As representatives of God, we are to rule the world for God. He has subjected all things to us (Hebrews 2:5-10) and to do this we are commanded to “be fruitful and multiply…” (Gen. 1:28). We are to have dominion over the rest of creation (Genesis 1:26), with proper stewardship. As image bearers of God, we have also an obligation to our fellowman which is laid out clearly in the second great commandment (Matthew 22:38-39). We are our brother’s keeper, an obligation which takes on a dimension in light of the gospel.
Five Minutes of Fame Podcast
– Sending Forth Service –
News from the Field
- The rains, though welcomed, have caused a lot of damage. Electricity has been off for four days now, the roads are impassable and dangerous.
- Two of our boys. Boniface and Sammy participated in the National Kenya Schools Sports Association competition. One boy made it to the finals in Mombasa and another boy got to the regions in Machakos.
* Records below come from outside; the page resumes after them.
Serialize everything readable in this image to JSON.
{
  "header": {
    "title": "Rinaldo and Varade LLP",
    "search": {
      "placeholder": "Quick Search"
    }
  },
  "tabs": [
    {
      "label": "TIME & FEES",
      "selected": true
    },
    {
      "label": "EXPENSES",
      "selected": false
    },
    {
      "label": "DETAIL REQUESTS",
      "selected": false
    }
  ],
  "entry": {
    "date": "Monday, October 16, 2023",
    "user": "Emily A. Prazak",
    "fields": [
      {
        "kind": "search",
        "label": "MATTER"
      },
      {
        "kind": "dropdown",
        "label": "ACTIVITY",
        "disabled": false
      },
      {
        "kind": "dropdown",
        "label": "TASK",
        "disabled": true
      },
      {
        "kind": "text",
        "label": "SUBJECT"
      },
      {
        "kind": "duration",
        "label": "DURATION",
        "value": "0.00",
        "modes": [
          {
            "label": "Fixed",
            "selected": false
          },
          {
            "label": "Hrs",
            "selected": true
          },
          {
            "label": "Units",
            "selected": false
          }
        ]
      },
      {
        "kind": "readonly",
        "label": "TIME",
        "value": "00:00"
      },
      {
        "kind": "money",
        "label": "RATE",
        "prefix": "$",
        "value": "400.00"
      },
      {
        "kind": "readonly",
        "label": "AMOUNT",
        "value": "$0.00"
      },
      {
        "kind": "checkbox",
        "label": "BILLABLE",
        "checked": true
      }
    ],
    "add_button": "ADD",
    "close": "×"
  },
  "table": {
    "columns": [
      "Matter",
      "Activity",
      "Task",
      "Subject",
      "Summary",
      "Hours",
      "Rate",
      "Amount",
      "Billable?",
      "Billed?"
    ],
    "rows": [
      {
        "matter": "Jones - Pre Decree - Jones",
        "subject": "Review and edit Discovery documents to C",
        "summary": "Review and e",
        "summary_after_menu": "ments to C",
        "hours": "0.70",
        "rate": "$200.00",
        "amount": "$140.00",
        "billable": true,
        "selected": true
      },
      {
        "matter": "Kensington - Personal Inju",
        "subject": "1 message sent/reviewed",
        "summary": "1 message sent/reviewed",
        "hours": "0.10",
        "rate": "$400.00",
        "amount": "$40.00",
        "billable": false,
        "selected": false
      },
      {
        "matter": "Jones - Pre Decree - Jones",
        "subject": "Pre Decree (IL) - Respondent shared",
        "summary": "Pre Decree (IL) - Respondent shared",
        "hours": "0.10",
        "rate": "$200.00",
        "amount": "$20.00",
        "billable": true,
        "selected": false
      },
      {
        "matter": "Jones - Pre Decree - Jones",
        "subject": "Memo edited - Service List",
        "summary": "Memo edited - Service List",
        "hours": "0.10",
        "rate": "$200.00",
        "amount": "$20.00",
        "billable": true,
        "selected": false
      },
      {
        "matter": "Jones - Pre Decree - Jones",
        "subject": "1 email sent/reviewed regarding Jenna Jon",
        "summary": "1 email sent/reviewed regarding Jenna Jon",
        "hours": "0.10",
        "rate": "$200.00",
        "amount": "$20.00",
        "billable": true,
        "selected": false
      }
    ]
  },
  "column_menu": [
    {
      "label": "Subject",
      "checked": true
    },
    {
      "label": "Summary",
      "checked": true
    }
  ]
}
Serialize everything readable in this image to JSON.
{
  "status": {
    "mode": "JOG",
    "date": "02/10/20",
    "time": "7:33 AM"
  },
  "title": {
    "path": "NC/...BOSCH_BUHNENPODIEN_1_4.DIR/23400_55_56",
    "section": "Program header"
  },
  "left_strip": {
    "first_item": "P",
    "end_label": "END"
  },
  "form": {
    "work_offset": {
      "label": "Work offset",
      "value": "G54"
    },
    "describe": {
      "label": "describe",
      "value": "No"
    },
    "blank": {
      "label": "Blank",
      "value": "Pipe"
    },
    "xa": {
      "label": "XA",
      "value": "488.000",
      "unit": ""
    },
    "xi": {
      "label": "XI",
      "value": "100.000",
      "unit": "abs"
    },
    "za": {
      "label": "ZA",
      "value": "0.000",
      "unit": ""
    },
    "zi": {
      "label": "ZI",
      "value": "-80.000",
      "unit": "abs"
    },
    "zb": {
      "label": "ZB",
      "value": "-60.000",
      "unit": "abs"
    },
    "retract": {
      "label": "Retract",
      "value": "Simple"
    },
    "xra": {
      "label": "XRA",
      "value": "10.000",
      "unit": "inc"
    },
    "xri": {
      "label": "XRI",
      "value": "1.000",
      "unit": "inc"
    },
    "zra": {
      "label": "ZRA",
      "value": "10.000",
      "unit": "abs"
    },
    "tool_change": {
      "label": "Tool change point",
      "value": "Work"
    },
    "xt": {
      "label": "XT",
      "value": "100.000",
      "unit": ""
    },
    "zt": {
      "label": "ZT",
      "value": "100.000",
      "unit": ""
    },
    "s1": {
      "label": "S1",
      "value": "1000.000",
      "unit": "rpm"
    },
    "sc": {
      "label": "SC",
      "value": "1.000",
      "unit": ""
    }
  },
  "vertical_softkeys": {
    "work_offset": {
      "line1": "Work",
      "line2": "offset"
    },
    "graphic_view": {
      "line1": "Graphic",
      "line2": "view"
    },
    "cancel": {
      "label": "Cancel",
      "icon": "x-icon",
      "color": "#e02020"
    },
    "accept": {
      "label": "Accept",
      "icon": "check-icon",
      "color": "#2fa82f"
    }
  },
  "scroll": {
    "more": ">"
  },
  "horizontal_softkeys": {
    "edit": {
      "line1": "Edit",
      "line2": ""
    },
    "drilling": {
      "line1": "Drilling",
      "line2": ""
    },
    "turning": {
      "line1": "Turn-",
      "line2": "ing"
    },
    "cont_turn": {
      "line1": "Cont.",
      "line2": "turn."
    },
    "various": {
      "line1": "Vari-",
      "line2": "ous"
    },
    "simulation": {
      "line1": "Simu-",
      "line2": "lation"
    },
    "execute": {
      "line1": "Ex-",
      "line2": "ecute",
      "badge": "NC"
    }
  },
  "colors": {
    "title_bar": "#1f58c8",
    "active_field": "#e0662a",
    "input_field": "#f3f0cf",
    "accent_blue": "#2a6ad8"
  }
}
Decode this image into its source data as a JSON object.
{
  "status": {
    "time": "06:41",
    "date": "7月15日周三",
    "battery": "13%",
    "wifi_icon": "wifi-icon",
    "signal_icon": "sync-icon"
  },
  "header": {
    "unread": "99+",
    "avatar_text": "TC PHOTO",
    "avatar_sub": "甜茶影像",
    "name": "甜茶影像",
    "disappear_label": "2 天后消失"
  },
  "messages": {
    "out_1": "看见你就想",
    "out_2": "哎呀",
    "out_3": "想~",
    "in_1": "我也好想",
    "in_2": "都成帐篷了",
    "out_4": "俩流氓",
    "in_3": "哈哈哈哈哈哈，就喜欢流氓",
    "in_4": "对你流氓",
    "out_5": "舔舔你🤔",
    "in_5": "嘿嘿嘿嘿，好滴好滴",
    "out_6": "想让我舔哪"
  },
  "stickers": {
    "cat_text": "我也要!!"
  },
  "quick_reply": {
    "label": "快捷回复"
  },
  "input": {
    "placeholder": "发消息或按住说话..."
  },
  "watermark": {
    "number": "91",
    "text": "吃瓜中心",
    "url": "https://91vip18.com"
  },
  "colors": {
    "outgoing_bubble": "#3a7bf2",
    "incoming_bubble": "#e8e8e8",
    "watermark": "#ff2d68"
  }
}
- Janice, one of our first orphans (2006) got married last Saturday, April 21. The FAME party travelling to the wedding got stuck in soft sand on the way. After 45 minutes we recovered the vehicle and continued to the wedding. The pastor was unable to attend, and Rev. Aaron Dunlop stood in his place at the ceremony.
- Munou Clinic, April 26 a little girl came in with multiple maggots burrowed into her scalp. After removing them, our Clinical Technician referred her to Garissa hospital for an X-ray in case they have gotten through the skull. We hope to have a follow-up.
- Morning Devotions, Friday, April 27 the medical staff got a call to help a woman who had just delivered. The lady was on her way to the clinic when she delivered and lost a lot of blood. Both mother and baby were brought to the clinic where they spent the day recovering and left in the afternoon for home, healthy and happy.
- Masavi Girls School, Our local girl’s school, Masavi Girls, lost its school bus this past week. It got stuck on a large log in a dry riverbed. Attempts to recover it that evening failed and the heavy rains washed it over in the night and buried three-quarters of it in the sand. Two other attempts since have failed to recover it.
In the Reformed and Evangelical tradition, FAME is a “word and deed” ministry bringing the hope of the gospel into the poverty and famine of eastern Kenya. Water wells, famine relief, child rescue and medical facilities constitute our main humanitarian work, through which we have won the confidence and ear of the people. This, in turn, has enabled us to carry on an extensive program of evangelism in remote villages, local schools, and in prisons across the Eastern Province of Kenya.
At our Resource Center and FAME Reformed Theological College, we come alongside local pastors, elders, and Sunday school teachers, helping them to establish local Churches and strengthen the body of Christ.